The Elements of Servant Leadership
Broadly speaking, there are two leadership styles, e.g., Transactional and Transformational styles, where the transactional leaders provide followers with something they want in return for something (Hay, 2007), which is more or less based on the ‘give and take’ principle.
However, some researchers opine that it “seeks to maintain stability rather than promoting change within an organization through regular economic and social exchanges that achieve specific goals for both the leaders and their followers” (Lussier & Achua, 2004).

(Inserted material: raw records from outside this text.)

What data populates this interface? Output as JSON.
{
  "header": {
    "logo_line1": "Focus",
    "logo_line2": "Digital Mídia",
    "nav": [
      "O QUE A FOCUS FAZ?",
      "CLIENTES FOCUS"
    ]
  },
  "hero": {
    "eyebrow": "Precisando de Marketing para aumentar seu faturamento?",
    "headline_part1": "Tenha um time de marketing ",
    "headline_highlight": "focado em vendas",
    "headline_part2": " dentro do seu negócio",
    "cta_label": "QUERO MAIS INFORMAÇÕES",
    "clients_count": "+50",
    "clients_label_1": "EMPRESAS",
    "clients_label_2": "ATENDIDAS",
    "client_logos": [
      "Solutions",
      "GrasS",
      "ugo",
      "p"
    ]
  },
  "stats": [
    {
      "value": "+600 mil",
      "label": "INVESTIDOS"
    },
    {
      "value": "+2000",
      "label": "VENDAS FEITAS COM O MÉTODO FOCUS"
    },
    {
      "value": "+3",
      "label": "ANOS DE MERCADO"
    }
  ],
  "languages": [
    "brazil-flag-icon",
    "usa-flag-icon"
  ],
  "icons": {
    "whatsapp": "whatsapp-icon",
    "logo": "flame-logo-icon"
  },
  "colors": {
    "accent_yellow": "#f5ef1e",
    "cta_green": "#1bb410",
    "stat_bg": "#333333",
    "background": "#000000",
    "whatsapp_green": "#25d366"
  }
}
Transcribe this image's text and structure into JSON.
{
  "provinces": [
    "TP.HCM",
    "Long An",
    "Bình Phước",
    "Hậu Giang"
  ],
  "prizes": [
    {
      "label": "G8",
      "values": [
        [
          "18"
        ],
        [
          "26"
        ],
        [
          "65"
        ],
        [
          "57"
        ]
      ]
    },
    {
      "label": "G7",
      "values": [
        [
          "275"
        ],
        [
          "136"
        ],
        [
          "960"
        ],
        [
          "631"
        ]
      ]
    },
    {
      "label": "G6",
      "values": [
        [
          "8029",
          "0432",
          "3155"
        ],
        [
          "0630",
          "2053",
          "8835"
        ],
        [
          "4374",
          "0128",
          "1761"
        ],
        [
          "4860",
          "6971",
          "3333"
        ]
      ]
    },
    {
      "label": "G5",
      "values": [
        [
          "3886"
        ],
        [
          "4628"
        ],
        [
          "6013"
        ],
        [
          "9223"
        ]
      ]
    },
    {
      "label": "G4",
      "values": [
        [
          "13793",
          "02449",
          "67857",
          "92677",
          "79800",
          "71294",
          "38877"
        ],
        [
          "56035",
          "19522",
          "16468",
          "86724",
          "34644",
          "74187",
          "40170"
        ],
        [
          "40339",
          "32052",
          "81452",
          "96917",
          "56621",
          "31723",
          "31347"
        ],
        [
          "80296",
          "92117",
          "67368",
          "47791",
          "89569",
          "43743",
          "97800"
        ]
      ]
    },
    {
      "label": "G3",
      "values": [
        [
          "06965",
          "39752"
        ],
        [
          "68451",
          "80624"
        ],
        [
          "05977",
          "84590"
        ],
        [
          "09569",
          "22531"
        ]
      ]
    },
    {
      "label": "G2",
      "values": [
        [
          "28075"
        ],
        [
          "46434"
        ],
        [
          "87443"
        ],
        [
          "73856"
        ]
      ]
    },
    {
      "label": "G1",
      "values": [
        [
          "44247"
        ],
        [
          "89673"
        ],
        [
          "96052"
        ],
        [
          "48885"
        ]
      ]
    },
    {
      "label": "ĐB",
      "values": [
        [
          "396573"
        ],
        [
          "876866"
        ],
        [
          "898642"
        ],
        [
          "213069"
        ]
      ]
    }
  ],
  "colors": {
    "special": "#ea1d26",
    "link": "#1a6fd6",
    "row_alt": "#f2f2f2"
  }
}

On the other hand, transformational leadership wants to “transform” the followers towards a desired direction, and thus goes beyond the transactional style. This style is based on ethics and sets long-term goals (Northouse, 1997). According to Covey, “the goal of transformational leadership is to ‘transform’ people and organizations in a literal sense – to change them in mind and heart; enlarge vision, insight, and understanding; clarify purposes; make behavior congruent with beliefs, principles, or values; and bring about changes that are permanent, self-perpetuating, and momentum building” (Covey, 1990).
Both of the leadership styles have their refined avatars, as transactional style has LMX (Leader-Member Exchange) Theory that suggests about creating a group of close followers, and transformational style has servant leadership model, which aims to produce selfless service. Its originator, Robert Greenleaf coined the phrase “Servant-Leadership” while formulating its mechanism around 1970s.
This style proposes to lead with a prophetic sensibility, while possessing “a sense for the unknowable”, an ability to “foresee the unforeseeable” and would be “thinking like a scientist, an artist, or a poet” (Greenleaf, 1977). This leadership model has earned the preference of Covey, who emphatically explained the current global situation and the role of servant-leadership in it, where he says, “A great movement is taking place throughout the world today. Its roots, I believe, are to be found in two powerful forces.
One is the dramatic globalization of markets and technology. And in a very pragmatic way, this tidal wave of change is fueling the impact of the second force: timeless, universal principles that have governed, and always will govern, all enduring success, especially those principles that give ‘air’ and ‘life’ and creative power to the human spirit that produces value in markets, organizations, families, and, most significantly, individual’s lives” (Covey, 1992)
Covey’s words carry the essence of the modern times, where the old concept of “earning more with less” is gradually fading out, as it is evident from the current business trend, where the concept of “providing more for less” is rapidly gaining its ground. The companies are now giving away computers, printers or mobiles for free to earn business from broadband, printing or mobile call charges.